The process of powder coating was developed for industrial purposes in the early 1960s. Traditional paint is applied wet, with pigments and resins suspended in a liquid that evaporates during drying, leaving only the paint on the object. Powder coating, on the other hand, relies on static electricity to adhere an already dry paint powder to clean metal. The object is then baked, causing the paint to melt, and form a rock-hard finish. The resulting finish is both stronger and thinner than wet applications.


Starting in 1823, the British scientist Michael Faraday began his groundbreaking work in the field of electromagnetic studies. In addition to laying the groundwork for modern electromagnetic technology, he also is given credit for discovering both the Faraday and the Faraday cage effect. Faraday observed that the interior of a charged conductor held no charge, a finding which came to known as the Faraday effect. This resistance directly related to the presence of electrostatic forces on the exterior of the conductor, the Faraday cage.


In powder coating, the charged particles themselves create resistance in the small corners, creating Faraday’s cages. This electrical field is a common, but endlessly frustrating problem for powder coating operators. An object with inside corners or an oddly shaped interior is pulled from the baking oven with unpainted edges. The then untreated metal is at high risk for corrosion. Though it can be touched up by hand, just a few small adjustments during the process may eliminate the issue.
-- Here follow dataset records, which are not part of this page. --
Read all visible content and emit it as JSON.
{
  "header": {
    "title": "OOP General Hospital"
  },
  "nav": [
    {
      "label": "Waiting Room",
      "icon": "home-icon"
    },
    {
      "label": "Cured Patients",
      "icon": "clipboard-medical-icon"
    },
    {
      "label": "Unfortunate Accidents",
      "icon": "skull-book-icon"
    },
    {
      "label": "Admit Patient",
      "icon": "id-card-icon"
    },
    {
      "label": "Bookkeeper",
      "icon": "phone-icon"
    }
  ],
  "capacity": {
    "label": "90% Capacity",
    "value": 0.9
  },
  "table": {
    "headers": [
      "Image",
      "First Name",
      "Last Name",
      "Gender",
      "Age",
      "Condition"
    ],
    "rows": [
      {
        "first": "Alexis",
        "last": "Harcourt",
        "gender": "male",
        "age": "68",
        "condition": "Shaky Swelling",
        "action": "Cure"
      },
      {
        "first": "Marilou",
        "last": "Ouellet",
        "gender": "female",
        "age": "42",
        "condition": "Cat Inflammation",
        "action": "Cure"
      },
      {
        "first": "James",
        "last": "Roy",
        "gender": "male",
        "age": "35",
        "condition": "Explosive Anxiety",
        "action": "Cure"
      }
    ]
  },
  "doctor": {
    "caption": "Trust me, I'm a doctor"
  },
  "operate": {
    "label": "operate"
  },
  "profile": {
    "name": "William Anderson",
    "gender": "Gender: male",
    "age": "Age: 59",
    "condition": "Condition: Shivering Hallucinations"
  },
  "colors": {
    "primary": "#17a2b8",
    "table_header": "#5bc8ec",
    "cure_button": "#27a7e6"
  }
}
To ensure more complete coverage, operators can decrease the output of the spray gun, or change the spraying angle of the gun itself, optimally reaching corners at an indirect angle. In addition, the area which the objects rest during the spray process should be checked periodically for paint build-up. This would result in the loss of grounding, which increases the Faraday cage effect. All equipment, grounding area, gun and nozzle included should be checked to ensure nothing is creating static resistance.